→ **Your goal**: Omit the pictures and copy the entries exactly.

→ **Material provided**:
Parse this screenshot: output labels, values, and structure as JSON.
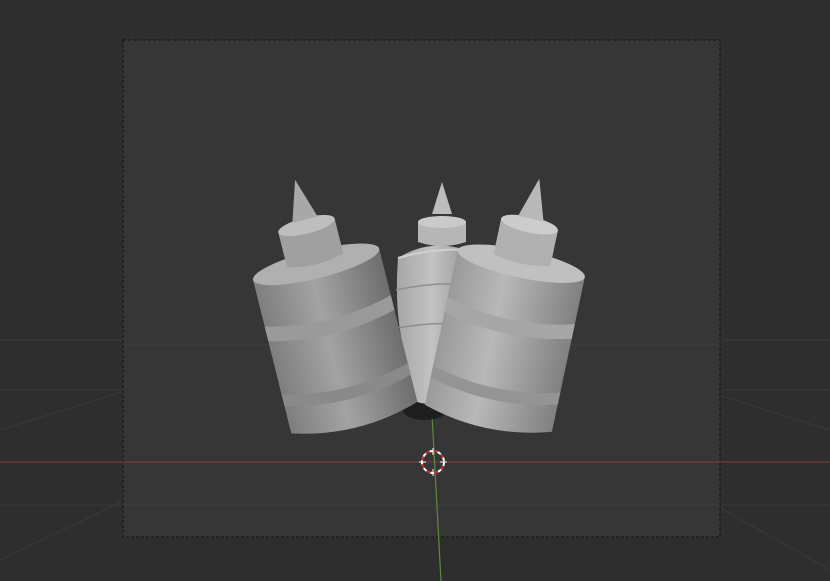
{
  "app": {
    "editor": "3D Viewport",
    "mode": "camera-view"
  },
  "scene": {
    "objects": [
      {
        "name": "bottle-left"
      },
      {
        "name": "bottle-center"
      },
      {
        "name": "bottle-right"
      }
    ],
    "axis_colors": {
      "x_axis": "#8a3a3a",
      "y_axis": "#5e8a3c"
    },
    "background_color": "#2e2e2e",
    "camera_frame_color": "#363636",
    "cursor_colors": [
      "#ffffff",
      "#c83232"
    ]
  }
}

→ **Answer below**:
Parse this screenshot: output labels, values, and structure as JSON.
{
  "app": {
    "editor": "3D Viewport",
    "mode": "camera-view"
  },
  "scene": {
    "objects": [
      {
        "name": "bottle-left"
      },
      {
        "name": "bottle-center"
      },
      {
        "name": "bottle-right"
      }
    ],
    "axis_colors": {
      "x_axis": "#8a3a3a",
      "y_axis": "#5e8a3c"
    },
    "background_color": "#2e2e2e",
    "camera_frame_color": "#363636",
    "cursor_colors": [
      "#ffffff",
      "#c83232"
    ]
  }
}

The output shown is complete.